Cash-strapped airlines are not only charging for on-board food, extra leg room and checked luggage, but some have also made it harder for passengers to redeem free flights.

According to travel experts, some airlines are reducing the number of available rewards seats and raising the number of points required to earn reward flights, which makes choosing a frequent-flier program tricky.

Even trickier is figuring out how to make the most of rewards. Airline rewards are best maximized when used along with program-sponsored credit cards because loyalty programs have become driven by how much money you spend versus how often you travel, according to Jason Clampet, senior online editor for travel site Frommers.com.

Clampet points out that even low-cost carrier Southwest Airlines (LUV) recently switched to a dollar-for-point system from a segment-for-credit frequent flier system. Originally, Southwest fliers could count on 16 one-way flights earning them 16 credits, which meant a free roundtrip flight. Now, the Dallas-based carrier adopted a dollar-for-point system aimed at rewarding business travelers who purchase the most expensive fares.

Travelers deciding which frequent-flier program is most advantageous to them should take into account which airline dominates their nearest hub along with which hotel chains are located in their most frequently-visited cities, advises Chris McGinnis, editor of YouMustBeTrippin.com, Best Western's travel blog.

"When it comes to loyalty programs&the best program for all Americans doesn't exist," he says.

Even if travelers sign up for the best program, its useless if they dont stick with it.

"I don't think it's as much about picking the right frequent-flier program as picking the one you're likely to use and figuring out the ins and outs of that particular program," says Sandra Daniel, president and CEO of the FIRE Light Group, which coordinates travel incentive packages for businesses.
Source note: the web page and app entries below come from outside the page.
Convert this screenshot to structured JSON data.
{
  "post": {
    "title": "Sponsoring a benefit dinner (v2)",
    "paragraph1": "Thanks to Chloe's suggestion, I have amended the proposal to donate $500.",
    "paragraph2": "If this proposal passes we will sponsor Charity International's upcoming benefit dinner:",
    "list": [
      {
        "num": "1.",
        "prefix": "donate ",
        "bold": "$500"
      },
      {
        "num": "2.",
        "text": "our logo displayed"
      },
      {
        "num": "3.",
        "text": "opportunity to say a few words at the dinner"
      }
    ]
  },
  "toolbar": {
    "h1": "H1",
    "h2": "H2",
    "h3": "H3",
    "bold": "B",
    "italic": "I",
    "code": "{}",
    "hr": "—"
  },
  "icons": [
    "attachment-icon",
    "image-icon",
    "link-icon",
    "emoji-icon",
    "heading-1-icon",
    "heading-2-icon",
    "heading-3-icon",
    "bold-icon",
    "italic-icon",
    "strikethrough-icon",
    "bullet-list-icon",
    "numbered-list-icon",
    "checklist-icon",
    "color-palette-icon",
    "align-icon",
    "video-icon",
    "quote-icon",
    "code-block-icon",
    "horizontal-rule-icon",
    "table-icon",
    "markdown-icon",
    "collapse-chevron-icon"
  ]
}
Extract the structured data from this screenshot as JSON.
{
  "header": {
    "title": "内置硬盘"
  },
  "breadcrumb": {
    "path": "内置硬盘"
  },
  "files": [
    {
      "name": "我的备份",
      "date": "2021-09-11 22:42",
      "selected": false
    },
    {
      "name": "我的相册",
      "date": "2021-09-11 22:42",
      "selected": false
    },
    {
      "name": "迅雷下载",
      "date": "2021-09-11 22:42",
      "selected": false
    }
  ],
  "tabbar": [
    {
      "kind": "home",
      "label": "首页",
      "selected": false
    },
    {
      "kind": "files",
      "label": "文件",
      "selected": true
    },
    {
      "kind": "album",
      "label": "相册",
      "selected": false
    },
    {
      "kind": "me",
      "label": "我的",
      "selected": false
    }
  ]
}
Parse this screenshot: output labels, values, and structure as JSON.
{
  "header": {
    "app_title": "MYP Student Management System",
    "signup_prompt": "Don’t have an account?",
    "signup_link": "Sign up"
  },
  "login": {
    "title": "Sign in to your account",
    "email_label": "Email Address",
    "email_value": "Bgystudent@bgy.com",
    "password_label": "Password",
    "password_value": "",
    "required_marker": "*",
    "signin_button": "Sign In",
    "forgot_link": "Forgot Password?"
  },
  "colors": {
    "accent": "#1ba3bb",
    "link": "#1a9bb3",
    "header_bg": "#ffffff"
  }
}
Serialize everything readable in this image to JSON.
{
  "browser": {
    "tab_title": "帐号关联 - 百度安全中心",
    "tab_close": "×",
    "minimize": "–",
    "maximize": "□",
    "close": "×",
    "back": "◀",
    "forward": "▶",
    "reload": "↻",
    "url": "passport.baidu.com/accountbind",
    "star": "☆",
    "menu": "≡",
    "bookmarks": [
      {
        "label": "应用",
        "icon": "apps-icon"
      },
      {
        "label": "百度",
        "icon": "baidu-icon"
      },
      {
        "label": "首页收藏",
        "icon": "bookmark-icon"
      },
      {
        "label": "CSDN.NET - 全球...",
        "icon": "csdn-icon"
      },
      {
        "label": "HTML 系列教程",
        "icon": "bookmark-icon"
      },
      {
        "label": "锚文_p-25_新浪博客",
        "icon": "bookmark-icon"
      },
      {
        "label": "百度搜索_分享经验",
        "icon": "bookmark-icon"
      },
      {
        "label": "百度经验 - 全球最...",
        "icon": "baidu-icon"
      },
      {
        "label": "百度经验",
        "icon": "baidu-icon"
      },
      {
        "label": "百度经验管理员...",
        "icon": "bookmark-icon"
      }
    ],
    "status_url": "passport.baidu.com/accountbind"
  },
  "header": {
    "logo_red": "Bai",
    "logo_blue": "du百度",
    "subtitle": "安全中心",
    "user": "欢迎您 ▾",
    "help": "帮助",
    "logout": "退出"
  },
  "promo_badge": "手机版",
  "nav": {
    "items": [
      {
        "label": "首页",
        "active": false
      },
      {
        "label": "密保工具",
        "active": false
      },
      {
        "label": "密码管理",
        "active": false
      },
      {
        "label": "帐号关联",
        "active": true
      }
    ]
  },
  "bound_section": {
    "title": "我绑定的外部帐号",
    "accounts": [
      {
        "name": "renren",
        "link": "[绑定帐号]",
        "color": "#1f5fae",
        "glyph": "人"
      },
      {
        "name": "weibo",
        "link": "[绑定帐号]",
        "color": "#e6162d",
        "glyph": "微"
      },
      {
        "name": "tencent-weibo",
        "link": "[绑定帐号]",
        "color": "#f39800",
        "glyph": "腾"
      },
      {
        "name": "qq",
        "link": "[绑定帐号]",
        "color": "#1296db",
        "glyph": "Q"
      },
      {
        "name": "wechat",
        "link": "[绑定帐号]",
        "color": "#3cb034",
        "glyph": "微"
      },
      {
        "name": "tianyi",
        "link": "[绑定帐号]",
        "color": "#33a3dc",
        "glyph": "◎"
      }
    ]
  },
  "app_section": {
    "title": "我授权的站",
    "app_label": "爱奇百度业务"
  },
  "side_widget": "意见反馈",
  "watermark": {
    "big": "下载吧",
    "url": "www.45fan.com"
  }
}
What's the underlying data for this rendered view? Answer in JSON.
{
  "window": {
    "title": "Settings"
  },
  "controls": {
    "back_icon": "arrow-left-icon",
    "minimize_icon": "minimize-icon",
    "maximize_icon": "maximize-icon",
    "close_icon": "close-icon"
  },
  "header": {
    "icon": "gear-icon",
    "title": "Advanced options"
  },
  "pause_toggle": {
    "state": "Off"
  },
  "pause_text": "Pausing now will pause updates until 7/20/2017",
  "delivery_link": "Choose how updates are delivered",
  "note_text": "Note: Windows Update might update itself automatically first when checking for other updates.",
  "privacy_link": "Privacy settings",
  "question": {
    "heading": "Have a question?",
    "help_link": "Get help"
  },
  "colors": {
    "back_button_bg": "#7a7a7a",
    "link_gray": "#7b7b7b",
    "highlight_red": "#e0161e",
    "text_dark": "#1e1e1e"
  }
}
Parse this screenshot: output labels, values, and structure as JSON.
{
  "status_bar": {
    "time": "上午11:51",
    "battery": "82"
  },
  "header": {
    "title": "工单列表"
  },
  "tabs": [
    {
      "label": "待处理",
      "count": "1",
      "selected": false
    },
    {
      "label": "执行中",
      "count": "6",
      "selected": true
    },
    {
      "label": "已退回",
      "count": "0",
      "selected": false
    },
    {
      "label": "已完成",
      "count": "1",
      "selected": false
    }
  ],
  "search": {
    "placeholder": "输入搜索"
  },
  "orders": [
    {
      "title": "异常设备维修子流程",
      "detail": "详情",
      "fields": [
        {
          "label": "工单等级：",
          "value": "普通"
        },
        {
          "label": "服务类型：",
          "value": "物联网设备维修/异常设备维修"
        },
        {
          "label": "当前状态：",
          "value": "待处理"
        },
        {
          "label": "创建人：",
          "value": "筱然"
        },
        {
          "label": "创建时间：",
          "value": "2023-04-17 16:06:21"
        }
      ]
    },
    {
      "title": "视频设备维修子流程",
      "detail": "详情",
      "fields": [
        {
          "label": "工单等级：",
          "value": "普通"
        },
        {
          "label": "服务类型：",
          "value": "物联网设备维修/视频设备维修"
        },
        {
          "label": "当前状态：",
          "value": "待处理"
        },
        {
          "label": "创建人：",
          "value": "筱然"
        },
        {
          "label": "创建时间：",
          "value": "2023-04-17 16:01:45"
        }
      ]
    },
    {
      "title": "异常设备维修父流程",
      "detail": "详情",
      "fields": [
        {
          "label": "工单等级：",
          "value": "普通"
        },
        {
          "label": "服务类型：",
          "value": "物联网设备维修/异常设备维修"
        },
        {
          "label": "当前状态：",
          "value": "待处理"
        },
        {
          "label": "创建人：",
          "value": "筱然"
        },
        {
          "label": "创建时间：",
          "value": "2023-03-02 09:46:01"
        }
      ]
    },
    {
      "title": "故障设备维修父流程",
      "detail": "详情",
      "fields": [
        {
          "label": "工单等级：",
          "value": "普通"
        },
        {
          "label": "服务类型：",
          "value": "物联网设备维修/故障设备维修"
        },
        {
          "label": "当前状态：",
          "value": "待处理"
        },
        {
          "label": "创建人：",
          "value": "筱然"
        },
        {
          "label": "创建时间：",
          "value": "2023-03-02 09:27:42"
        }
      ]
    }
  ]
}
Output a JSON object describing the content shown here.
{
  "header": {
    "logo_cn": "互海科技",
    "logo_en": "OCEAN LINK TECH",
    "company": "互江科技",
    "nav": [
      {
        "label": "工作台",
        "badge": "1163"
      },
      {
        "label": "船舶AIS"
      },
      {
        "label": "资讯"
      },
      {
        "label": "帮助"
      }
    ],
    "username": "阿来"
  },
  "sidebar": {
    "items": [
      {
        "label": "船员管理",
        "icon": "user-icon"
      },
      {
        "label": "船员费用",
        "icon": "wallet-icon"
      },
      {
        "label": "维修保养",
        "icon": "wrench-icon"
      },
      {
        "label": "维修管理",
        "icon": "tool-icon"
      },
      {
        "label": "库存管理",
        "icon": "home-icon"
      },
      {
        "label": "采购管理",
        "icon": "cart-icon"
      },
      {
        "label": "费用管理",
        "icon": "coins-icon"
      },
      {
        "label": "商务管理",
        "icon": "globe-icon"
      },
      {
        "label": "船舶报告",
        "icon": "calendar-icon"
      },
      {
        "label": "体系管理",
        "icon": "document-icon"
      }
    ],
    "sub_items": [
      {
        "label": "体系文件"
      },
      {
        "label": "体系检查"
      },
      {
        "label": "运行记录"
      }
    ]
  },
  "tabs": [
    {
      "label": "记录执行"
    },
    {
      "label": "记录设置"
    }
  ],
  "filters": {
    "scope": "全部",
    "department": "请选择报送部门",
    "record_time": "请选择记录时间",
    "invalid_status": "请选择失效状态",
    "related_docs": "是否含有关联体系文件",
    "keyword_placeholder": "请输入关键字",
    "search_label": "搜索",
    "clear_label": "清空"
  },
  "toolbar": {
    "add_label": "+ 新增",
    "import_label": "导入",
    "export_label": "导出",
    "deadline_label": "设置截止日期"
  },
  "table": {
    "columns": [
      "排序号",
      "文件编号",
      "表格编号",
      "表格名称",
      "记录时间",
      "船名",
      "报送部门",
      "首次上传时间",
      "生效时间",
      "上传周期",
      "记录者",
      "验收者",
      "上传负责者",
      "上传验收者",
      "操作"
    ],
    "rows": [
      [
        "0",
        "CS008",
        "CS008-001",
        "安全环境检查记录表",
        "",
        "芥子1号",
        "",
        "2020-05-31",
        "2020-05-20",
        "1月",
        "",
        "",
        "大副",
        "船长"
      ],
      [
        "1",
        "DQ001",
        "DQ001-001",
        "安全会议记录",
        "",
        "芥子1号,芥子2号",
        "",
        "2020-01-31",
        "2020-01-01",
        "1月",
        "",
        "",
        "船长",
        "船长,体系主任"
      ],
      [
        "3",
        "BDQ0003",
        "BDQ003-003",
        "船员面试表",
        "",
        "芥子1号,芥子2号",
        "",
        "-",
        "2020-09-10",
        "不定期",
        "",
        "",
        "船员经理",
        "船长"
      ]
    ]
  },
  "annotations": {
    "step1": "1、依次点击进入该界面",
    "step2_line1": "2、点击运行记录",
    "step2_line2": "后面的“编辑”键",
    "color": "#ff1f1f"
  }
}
When evaluating a loyalty program, the first thing travelers should take note of is how many miles or dollars spent are necessary to qualify for a free flight. They should also check for blackout dates as well as how long it takes to achieve elite-status level that offers valuable perks. Daniel advises consumers to research LinkedIn forums and airline Twitter feeds to get insider knowledge on different rewards plans.

The majority of airliners require 25,000 miles to gain elite status--which usually comes with perks like early boarding, reduced or no baggage fees and first-class upgrades at reduced prices.

Here are top airline reward programs and how to get your points' worth:

Star Alliance 

Joining a frequent-flier program that allows rewards to be redeemed on multiple airlines is a flexible way to earn maximum rewards, Daniel says.

The Star Alliance includes 27 airlines including United, US Airways, Lufthansa, Continental and Air Canada. And at the elite status level, you can get into any of their airline lounges.

"When you're flying into little countries like Croatia, it's convenient," says Daniel, who is also a Star Alliance member.

Delta SkyMiles

Daniel cites Delta SkyMiles as one of the best rewards programs because of its flexibility and perks. Comedian Dan Nainan agrees: he travels 125,000 miles annually, racked up $10,000 on his Delta SkyMiles Platinum Amex, and earned enough SkyMiles for several round-trip trans-Atlantic flights.

Elite Delta SkyMiles members get automatic and unlimited free domestic upgrades, including on award-flights trips, and special customer service treatment, according to Daniel. The program is also flexible when booking reward flights last minute. The Delta SkyMiles Platinum Amex, which has an annual fee of $150, also offers ways to earn rewards and VIP status without even stepping foot on a plane because dollars spent on the card can be used to gain elite status.

Starwood Preferred Guest

Although Starwood is a hotel chain with brands such as the W, Westin and Sheraton, reward points are transferrable to several airline partners. The program offers bonus points upon redemption, making it a good way to rack up points for your next flight, whether you're a frequent flier of U.S. Airways, American, Delta or Miles and More.

The Starwood Preferred Guest Amex, which has an annual fee of $65, helps travelers accumulate rewards faster; users get two Starpoints for every dollar spent on the card, versus the typical 1:1 offered by most cards. "The Amex&gets you something good with fewer miles, Clampet says.

Southwest Rapid Rewards 

Southwest's new Rapid Rewards program offers unlimited reward seats, no blackout dates, and can be redeemed for international flights on partner airlines. Members receive free drink coupons when they achieve certain point milestones.

Points required to redeem free flights vary depending on the distance and whether the fare is Web-exclusive or business. A July roundtrip Web fare from Baltimore to New Orleans required about 27,000 points to purchase on a recent search.

"A lot of my clients love it. [Southwest has] a very easy program to understand," Daniel says.